Pick up and intramural games were popular ways to pass the time on college campuses, as you can also see in the 1956 image of pickup football from Illinois Institute of Technology. After World War II and the passage of the 1944 G.I. Bill, increased student enrollment also led to increased participation in intramural sports. In our Image Gallery below you can see another student from Illinois Institute of Technology below riding a unicycle in 1973. Activities in public campus spaces might change over time, but students still spend their active leisure time socializing and exercising in the quad.
Chandra Gooneratne and the University of ChicagoThe University of Chicago also has a robust sports history, including the first Heisman trophy winner in 1935. Before the Heisman and before Stagg football field became the Regenstein Library, Chandra Gooneratne (center) led the polo team pictured here. Gooneratne was an undergraduate, master's and doctorate student at the University of Chicago, eventually earning a degree in comparative religion. He then traveled widely and lectured on the Chautauqua circuit about topics like Mahatma Gandhi, the poetry of Rabindranath Tagore, the cause of Indian independence and the need to abolish the caste system. A paragon of a well-rounded student, Gooneratne also participated in ROTC while in college and wrote passionately about political issues. His master's thesis states, "No nation ever rose to greatness by allotting to certain of its members fixed positions in the social scheme...‘Educate, agitate, organize’ and fight against social and political injustice are the watchwords of modern India."
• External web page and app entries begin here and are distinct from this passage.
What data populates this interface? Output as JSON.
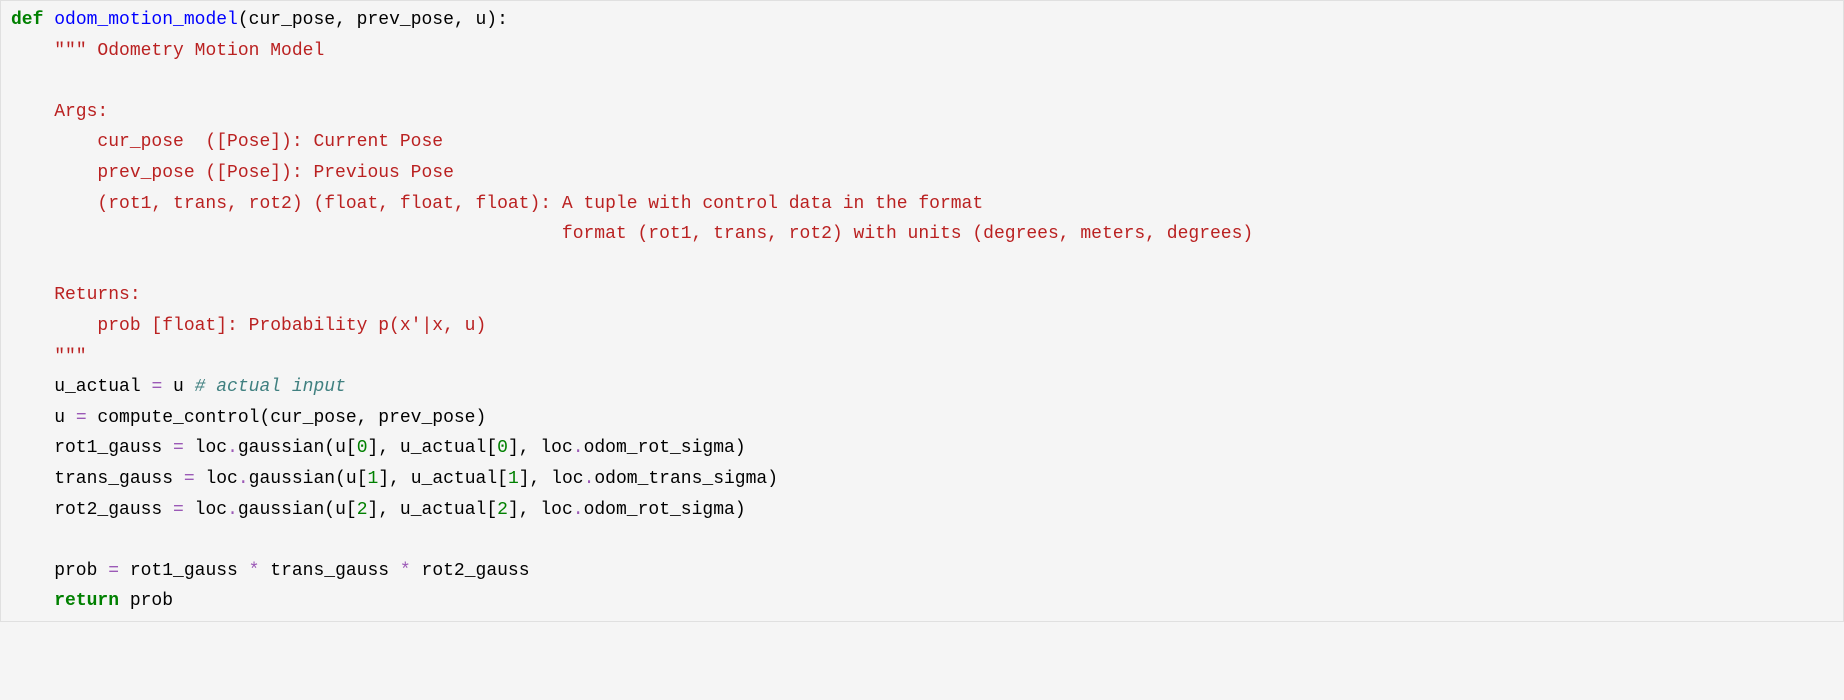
{
  "code": {
    "def_kw": "def",
    "fn_name": "odom_motion_model",
    "params": "(cur_pose, prev_pose, u):",
    "docstring_open": "\"\"\" Odometry Motion Model",
    "args_label": "    Args:",
    "arg1": "        cur_pose  ([Pose]): Current Pose",
    "arg2": "        prev_pose ([Pose]): Previous Pose",
    "arg3": "        (rot1, trans, rot2) (float, float, float): A tuple with control data in the format",
    "arg3b": "                                                   format (rot1, trans, rot2) with units (degrees, meters, degrees)",
    "returns_label": "    Returns:",
    "returns_val": "        prob [float]: Probability p(x'|x, u)",
    "docstring_close": "    \"\"\"",
    "l1_a": "    u_actual ",
    "l1_op": "=",
    "l1_b": " u ",
    "l1_com": "# actual input",
    "l2_a": "    u ",
    "l2_op": "=",
    "l2_b": " compute_control(cur_pose, prev_pose)",
    "l3_a": "    rot1_gauss ",
    "l3_op": "=",
    "l3_b": " loc",
    "l3_dot1": ".",
    "l3_gauss": "gaussian",
    "l3_c": "(u[",
    "l3_n0": "0",
    "l3_d": "], u_actual[",
    "l3_n0b": "0",
    "l3_e": "], loc",
    "l3_dot2": ".",
    "l3_attr": "odom_rot_sigma",
    "l3_f": ")",
    "l4_a": "    trans_gauss ",
    "l4_op": "=",
    "l4_b": " loc",
    "l4_dot1": ".",
    "l4_gauss": "gaussian",
    "l4_c": "(u[",
    "l4_n1": "1",
    "l4_d": "], u_actual[",
    "l4_n1b": "1",
    "l4_e": "], loc",
    "l4_dot2": ".",
    "l4_attr": "odom_trans_sigma",
    "l4_f": ")",
    "l5_a": "    rot2_gauss ",
    "l5_op": "=",
    "l5_b": " loc",
    "l5_dot1": ".",
    "l5_gauss": "gaussian",
    "l5_c": "(u[",
    "l5_n2": "2",
    "l5_d": "], u_actual[",
    "l5_n2b": "2",
    "l5_e": "], loc",
    "l5_dot2": ".",
    "l5_attr": "odom_rot_sigma",
    "l5_f": ")",
    "l6_a": "    prob ",
    "l6_op1": "=",
    "l6_b": " rot1_gauss ",
    "l6_op2": "*",
    "l6_c": " trans_gauss ",
    "l6_op3": "*",
    "l6_d": " rot2_gauss",
    "l7_kw": "return",
    "l7_a": "    ",
    "l7_b": " prob"
  }
}
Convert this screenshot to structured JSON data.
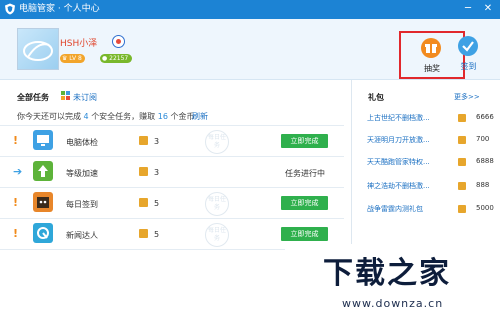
{
  "window": {
    "title": "电脑管家 · 个人中心",
    "minimize": "─",
    "close": "✕"
  },
  "profile": {
    "username": "HSH小泽",
    "level": "LV 8",
    "coins": "22157"
  },
  "actions": {
    "lottery_label": "抽奖",
    "signin_label": "签到"
  },
  "tasks": {
    "heading": "全部任务",
    "unsubscribed": "未订阅",
    "info_prefix": "你今天还可以完成",
    "info_count": "4",
    "info_middle": "个安全任务，赚取",
    "info_coins": "16",
    "info_suffix": "个金币",
    "refresh": "刷新",
    "stamp": "每日任务",
    "rows": [
      {
        "mark": "!",
        "name": "电脑体检",
        "reward": "3",
        "action": "立即完成",
        "status": ""
      },
      {
        "mark": "➔",
        "name": "等级加速",
        "reward": "3",
        "action": "",
        "status": "任务进行中"
      },
      {
        "mark": "!",
        "name": "每日签到",
        "reward": "5",
        "action": "立即完成",
        "status": ""
      },
      {
        "mark": "!",
        "name": "新闻达人",
        "reward": "5",
        "action": "立即完成",
        "status": ""
      }
    ]
  },
  "gifts": {
    "title": "礼包",
    "more": "更多>>",
    "items": [
      {
        "name": "上古世纪不删档激...",
        "value": "6666"
      },
      {
        "name": "天涯明月刀开放激...",
        "value": "700"
      },
      {
        "name": "天天酷跑管家特权...",
        "value": "6888"
      },
      {
        "name": "神之浩劫不删档激...",
        "value": "888"
      },
      {
        "name": "战争雷霆内测礼包",
        "value": "5000"
      }
    ]
  },
  "watermark": {
    "brand": "下载之家",
    "url": "www.downza.cn"
  },
  "colors": {
    "titlebar": "#1c83d4",
    "accent_green": "#2fb04d",
    "highlight_red": "#e1282c",
    "coin_gold": "#e7a62c"
  }
}
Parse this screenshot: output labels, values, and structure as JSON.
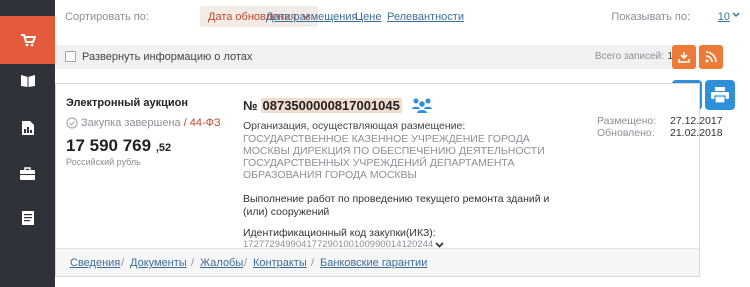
{
  "sidebar": {
    "items": [
      {
        "icon": "cart-icon"
      },
      {
        "icon": "book-icon"
      },
      {
        "icon": "document-chart-icon"
      },
      {
        "icon": "briefcase-icon"
      },
      {
        "icon": "document-list-icon"
      }
    ],
    "active_color": "#e55a3a"
  },
  "sort": {
    "label": "Сортировать по:",
    "active": "Дата обновления",
    "links": [
      "Дата размещения",
      "Цене",
      "Релевантности"
    ],
    "per_page_label": "Показывать по:",
    "per_page_value": "10"
  },
  "expand": {
    "label": "Развернуть информацию о лотах",
    "total_label": "Всего записей:",
    "total_value": "1"
  },
  "card": {
    "auction_type": "Электронный аукцион",
    "status": "Закупка завершена",
    "law": "/ 44-ФЗ",
    "price_main": "17 590 769",
    "price_kop": ",52",
    "currency": "Российский рубль",
    "number_prefix": "№",
    "number": "0873500000817001045",
    "org_label": "Организация, осуществляющая размещение:",
    "org_name": "ГОСУДАРСТВЕННОЕ КАЗЕННОЕ УЧРЕЖДЕНИЕ ГОРОДА МОСКВЫ ДИРЕКЦИЯ ПО ОБЕСПЕЧЕНИЮ ДЕЯТЕЛЬНОСТИ ГОСУДАРСТВЕННЫХ УЧРЕЖДЕНИЙ ДЕПАРТАМЕНТА ОБРАЗОВАНИЯ ГОРОДА МОСКВЫ",
    "purchase_object": "Выполнение работ по проведению текущего ремонта зданий и (или) сооружений",
    "ikz_label": "Идентификационный код закупки(ИКЗ):",
    "ikz_value": "172772949904177290100100990014120244",
    "posted_label": "Размещено:",
    "posted_value": "27.12.2017",
    "updated_label": "Обновлено:",
    "updated_value": "21.02.2018",
    "tabs": [
      "Сведения",
      "Документы",
      "Жалобы",
      "Контракты",
      "Банковские гарантии"
    ]
  },
  "colors": {
    "accent_orange": "#ee7a3a",
    "accent_blue": "#2f8fd8",
    "link": "#3c6d9d"
  }
}
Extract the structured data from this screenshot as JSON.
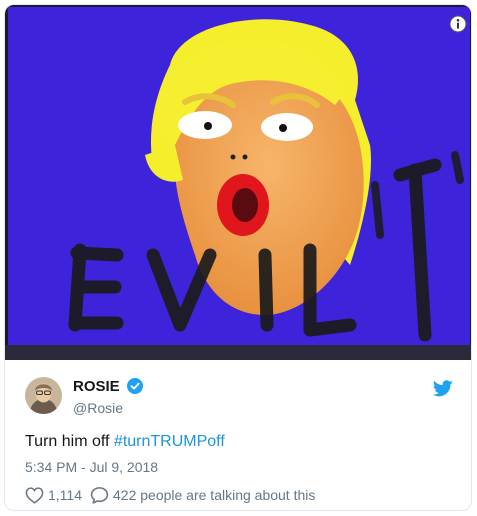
{
  "tweet": {
    "display_name": "ROSIE",
    "handle": "@Rosie",
    "text_prefix": "Turn him off ",
    "hashtag": "#turnTRUMPoff",
    "timestamp": "5:34 PM - Jul 9, 2018",
    "likes": "1,114",
    "talking": "422 people are talking about this"
  },
  "media": {
    "painted_text": "EVIL",
    "background_color": "#3a21d6",
    "hair_color": "#f4ee2c",
    "face_color": "#f0a153"
  },
  "colors": {
    "link": "#1b95e0",
    "verified": "#1da1f2",
    "text": "#14171a",
    "muted": "#657786"
  },
  "icons": [
    "info-icon",
    "verified-badge-icon",
    "twitter-bird-icon",
    "heart-icon",
    "speech-bubble-icon"
  ]
}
Additional photographs of Chicago collegiate athletes appear in the Image Gallery, including three archers from the 1935 University of Chicago archery team and the football great Otto Graham when he was a student athlete at Northwestern University. See Women Athletes and Famous Faces for more information about each.
Learn MoreThere is more information about Academics and Athletics in EXPLORE Chicago Collections, as well as collections generally about Sports, Recreation and Leisure and Education.
Sources consulted for information on this page not linked above and sources for further reading:
- Borish, Linda J., David K. Wiggins, and Gerald R. Gems (editors), The Routledge History of American Sport (2017)
- Desai, Manan, "The 'Tan Stranger' from Ceylon," South Asian American Digital Archive (July 8, 2014)
- "Hacking Hemingway: Cracking the Code to the Vault," Oak Park Public Library and Ernest Hemingway Foundation website (2015)
- Kemper, Kurt Edward, College Football and American Culture in the Cold War Era (2009)
- Pickard, George, "History of Inline Hockey," USA Roller Sports website (2007)
- Thelin, John R., A History of American Higher Education (2011)